Brooke Berlin—accomplished power shopper, prima-donna-in-training and daughter of film megastar Brick Berlin—thought she was an only child. Read full book review >

BOOK REVIEW

THE ROYAL WE by Heather Cocks
FICTION & LITERATURE
Released: April 7, 2015

"Pages of biting humor and breathtaking glamour rewrite a fairy tale into something more satisfying than a stack of tabloids."
Fashion bloggers Cocks and Morgan (Spoiled, 2011, etc.) debunk the princess fantasy in a fictional tell-all inspired by the courtship of Kate Middleton and Prince William.Read full book review >

BOOK REVIEW

NON-FICTION
Released: Jan. 1, 1999

"A powerful cultural analysis. (b&w illustrations, not seen)"
Wucker's first book is a richly textured social history of Hispaniola. Read full book review >

BOOK REVIEW

A PIG CALLED HEATHER by Harry Oulton
CHILDREN'S
Released: May 1, 2015

"Stocked with flashes of wit, unlikely twists and narrow escapes from capture, this amiable ramble slides smoothly into the literary sty occupied by Wilbur, Babe, Mercy Watson and like talented porkers. (Animal fantasy. 8-10)"
When her "[b]est two-legged friend" moves away to London from a farm in Scotland, Heather follows—earning national celebrity on the way. Read full book review >

BOOK REVIEW

Released: May 18, 1972

"Each offers a sharp if fleeting glimpse of a different culture, but it is the reality of the settings and not the unremarkable plots that must sustain Ms. Sutcliff's considerable reputation."
Three of Rosemary Sutcliff's carefully crafted recreations of ancient times, generally less compelling than her full-length works though they exemplify the same seemingly effortless blend of story and setting. Read full book review >

BOOK REVIEW

HEATHER FELL IN THE WATER by Doug MacLeod
CHILDREN'S
Released: May 1, 2013
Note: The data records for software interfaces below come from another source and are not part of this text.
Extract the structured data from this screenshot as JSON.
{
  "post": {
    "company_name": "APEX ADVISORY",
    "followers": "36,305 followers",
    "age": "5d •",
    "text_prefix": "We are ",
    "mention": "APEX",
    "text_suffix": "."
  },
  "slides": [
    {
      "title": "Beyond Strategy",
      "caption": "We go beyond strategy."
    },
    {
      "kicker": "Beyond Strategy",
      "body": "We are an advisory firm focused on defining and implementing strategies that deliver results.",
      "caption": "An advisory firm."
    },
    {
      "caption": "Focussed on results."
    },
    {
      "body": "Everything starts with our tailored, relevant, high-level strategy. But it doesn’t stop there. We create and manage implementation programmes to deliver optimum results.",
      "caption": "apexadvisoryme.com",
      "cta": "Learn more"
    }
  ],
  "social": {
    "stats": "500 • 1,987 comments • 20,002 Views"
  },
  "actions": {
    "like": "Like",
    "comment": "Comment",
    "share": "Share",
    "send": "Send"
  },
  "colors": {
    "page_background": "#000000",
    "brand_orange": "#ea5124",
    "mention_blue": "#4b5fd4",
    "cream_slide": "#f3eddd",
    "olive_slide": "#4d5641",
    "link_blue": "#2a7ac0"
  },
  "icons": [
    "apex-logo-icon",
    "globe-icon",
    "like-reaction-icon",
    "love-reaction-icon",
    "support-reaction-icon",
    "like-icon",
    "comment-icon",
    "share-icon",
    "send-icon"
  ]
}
"It's hard to say whether this might convince fearful children that the water is their friend, but its sly attitude is definitely amusing. (Picture book. 4-8)"
Young Heather experiences an interesting relationship with water in this slightly offbeat tale. Read full book review >

BOOK REVIEW

THE HEATHER BLAZING by Colm Tóibín
FICTION & LITERATURE
Released: Feb. 1, 1993

"But, no, the moment passes—another in a series of missed opportunities that doom the novel."
Tóibín's debut (The South, 1991) followed its heroine, a married Irishwoman on the lam, through a cycle of gain and loss; his downbeat second novel, the portrait of a Dublin judge, is all loss, no gain. Read full book review >

BOOK REVIEW

HEATHER, THE TOTALITY by Matthew Weiner
FICTION & LITERATURE
Released: Nov. 7, 2017

"The creator of Mad Men makes his fiction debut with a noirish novella designed to be read in one hair-raising session."
The difficulties created for a Manhattan family by the renovation of the apartment upstairs include a homicidal stalker. Read full book review >

BOOK REVIEW

HEATHER HAS TWO MOMMIES by Lesléa Newman
CHILDREN'S
Released: March 24, 2015

"Welcome back to Heather and her mommies. (Picture book. 3-6)"
Heather has two mommiesand a new look!Read full book review >

BOOK REVIEW

PANIC by Lauren Oliver
MYSTERY THRILLER
Released: March 4, 2014

"The only thing more terrifying than the game itself is not getting the chance to play it. (Thriller. 14 & up)"
Oliver makes a white-knuckle return to realism that will have readers up until the wee hours. Read full book review >